_Prompt_
Word for word, restate the lines from the one containing "Output a JSON" through the last line of the material, and include no pictures.

§

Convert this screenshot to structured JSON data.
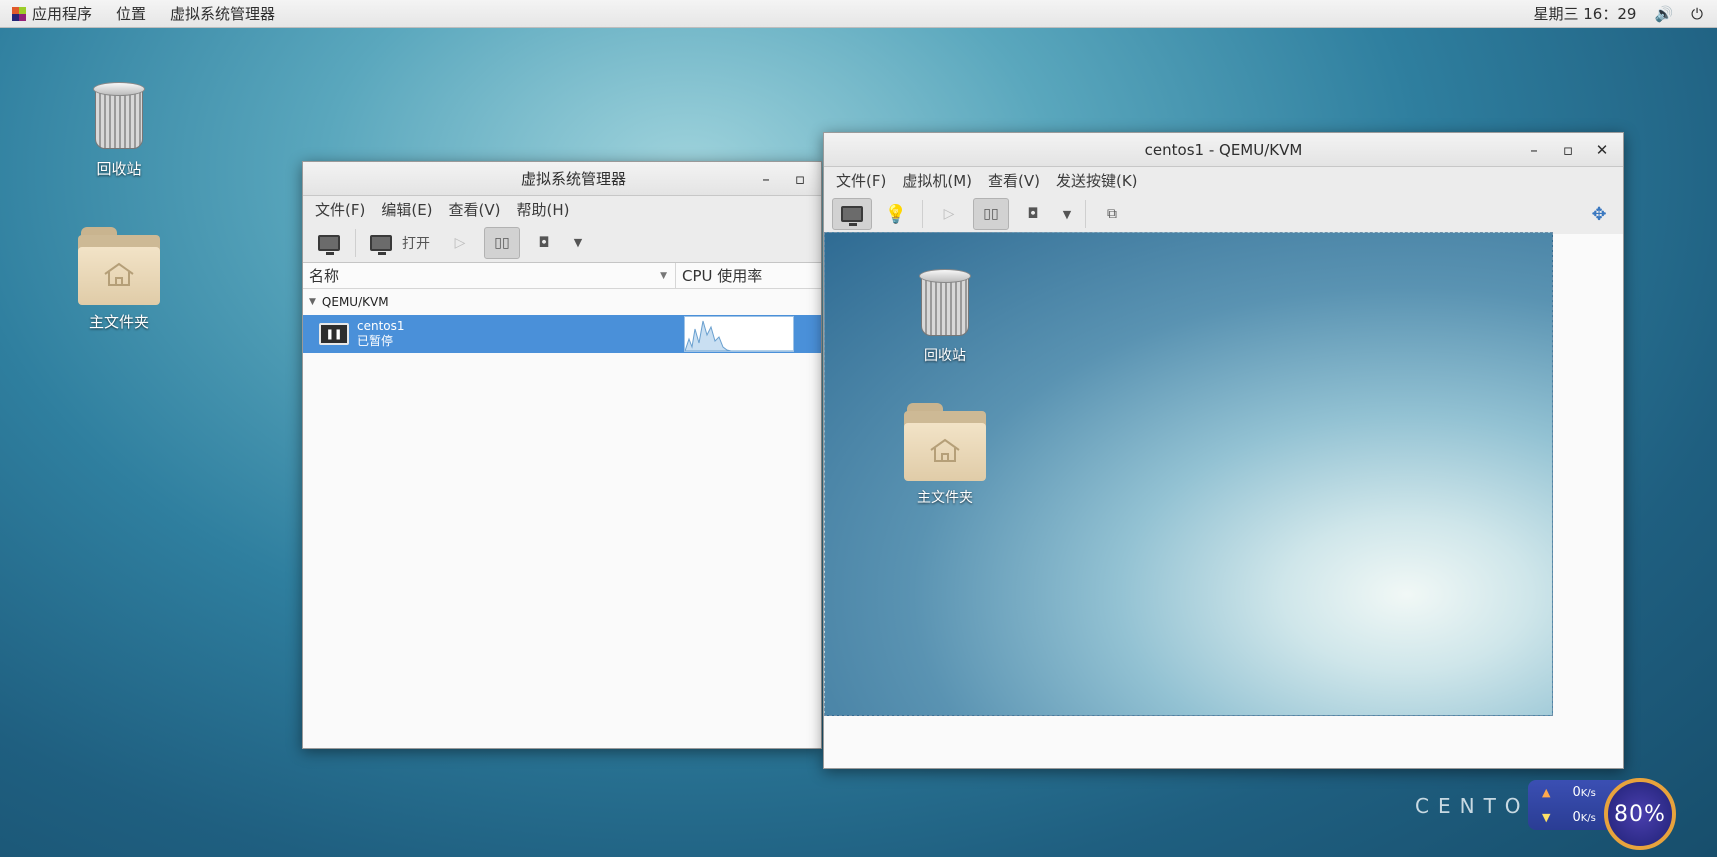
{
  "topbar": {
    "applications": "应用程序",
    "places": "位置",
    "active_app": "虚拟系统管理器",
    "clock": "星期三 16：29"
  },
  "desktop": {
    "trash_label": "回收站",
    "home_label": "主文件夹"
  },
  "vmm_window": {
    "title": "虚拟系统管理器",
    "menu": [
      "文件(F)",
      "编辑(E)",
      "查看(V)",
      "帮助(H)"
    ],
    "toolbar_open": "打开",
    "col_name": "名称",
    "col_cpu": "CPU 使用率",
    "group": "QEMU/KVM",
    "vm": {
      "name": "centos1",
      "status": "已暂停"
    }
  },
  "console_window": {
    "title": "centos1 - QEMU/KVM",
    "menu": [
      "文件(F)",
      "虚拟机(M)",
      "查看(V)",
      "发送按键(K)"
    ],
    "guest_trash_label": "回收站",
    "guest_home_label": "主文件夹"
  },
  "branding": {
    "centos_text": "CENTOS"
  },
  "net_widget": {
    "up_value": "0",
    "up_unit": "K/s",
    "down_value": "0",
    "down_unit": "K/s",
    "gauge_percent": "80%"
  },
  "colors": {
    "selection": "#4a90d9",
    "gauge_ring": "#e8a33d",
    "widget_bg": "#2a3d94"
  }
}
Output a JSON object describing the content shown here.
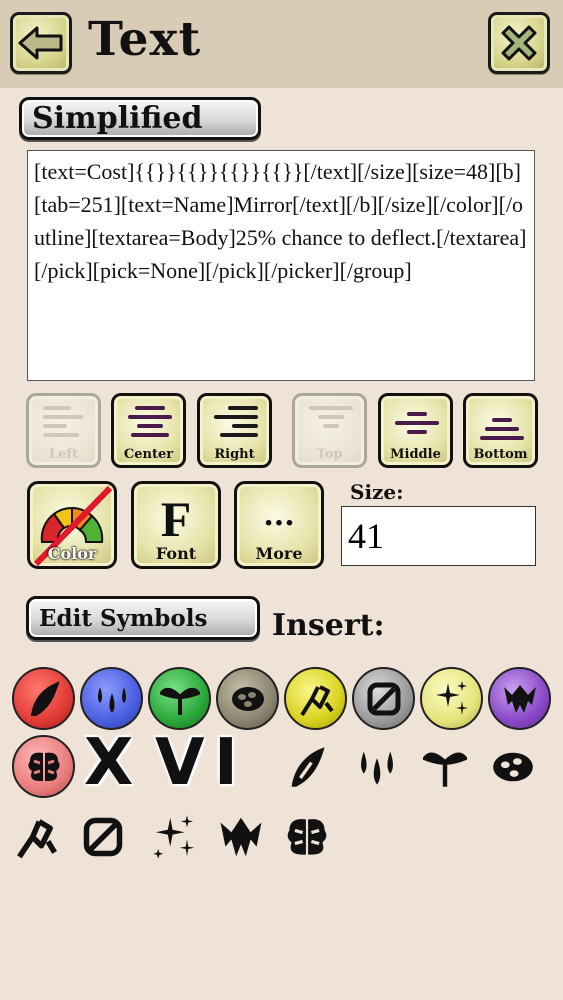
{
  "header": {
    "title": "Text"
  },
  "mode_button": {
    "label": "Simplified"
  },
  "editor": {
    "content": "[text=Cost]{{}}{{}}{{}}{{}}[/text][/size][size=48][b][tab=251][text=Name]Mirror[/text][/b][/size][/color][/outline][textarea=Body]25% chance to deflect.[/textarea][/pick][pick=None][/pick][/picker][/group]"
  },
  "alignment": {
    "left": "Left",
    "center": "Center",
    "right": "Right",
    "top": "Top",
    "middle": "Middle",
    "bottom": "Bottom"
  },
  "format": {
    "color": "Color",
    "font_icon": "F",
    "font": "Font",
    "more_icon": "...",
    "more": "More"
  },
  "size": {
    "label": "Size:",
    "value": "41"
  },
  "symbols": {
    "edit_label": "Edit Symbols",
    "insert_label": "Insert:"
  },
  "letters": [
    "X",
    "V",
    "I"
  ],
  "colors": {
    "fire": "#e23a36",
    "water": "#4a5ee0",
    "nature": "#2aa83a",
    "earth": "#8a8470",
    "air": "#d8d21e",
    "void": "#9a9a9a",
    "light": "#e6e47a",
    "dark": "#8a48c8",
    "brain": "#e87d7d"
  }
}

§

_Exercise solution_
Output a JSON object describing the content shown here.
{
  "header": {
    "title": "Text"
  },
  "mode_button": {
    "label": "Simplified"
  },
  "editor": {
    "content": "[text=Cost]{{}}{{}}{{}}{{}}[/text][/size][size=48][b][tab=251][text=Name]Mirror[/text][/b][/size][/color][/outline][textarea=Body]25% chance to deflect.[/textarea][/pick][pick=None][/pick][/picker][/group]"
  },
  "alignment": {
    "left": "Left",
    "center": "Center",
    "right": "Right",
    "top": "Top",
    "middle": "Middle",
    "bottom": "Bottom"
  },
  "format": {
    "color": "Color",
    "font_icon": "F",
    "font": "Font",
    "more_icon": "...",
    "more": "More"
  },
  "size": {
    "label": "Size:",
    "value": "41"
  },
  "symbols": {
    "edit_label": "Edit Symbols",
    "insert_label": "Insert:"
  },
  "letters": [
    "X",
    "V",
    "I"
  ],
  "colors": {
    "fire": "#e23a36",
    "water": "#4a5ee0",
    "nature": "#2aa83a",
    "earth": "#8a8470",
    "air": "#d8d21e",
    "void": "#9a9a9a",
    "light": "#e6e47a",
    "dark": "#8a48c8",
    "brain": "#e87d7d"
  }
}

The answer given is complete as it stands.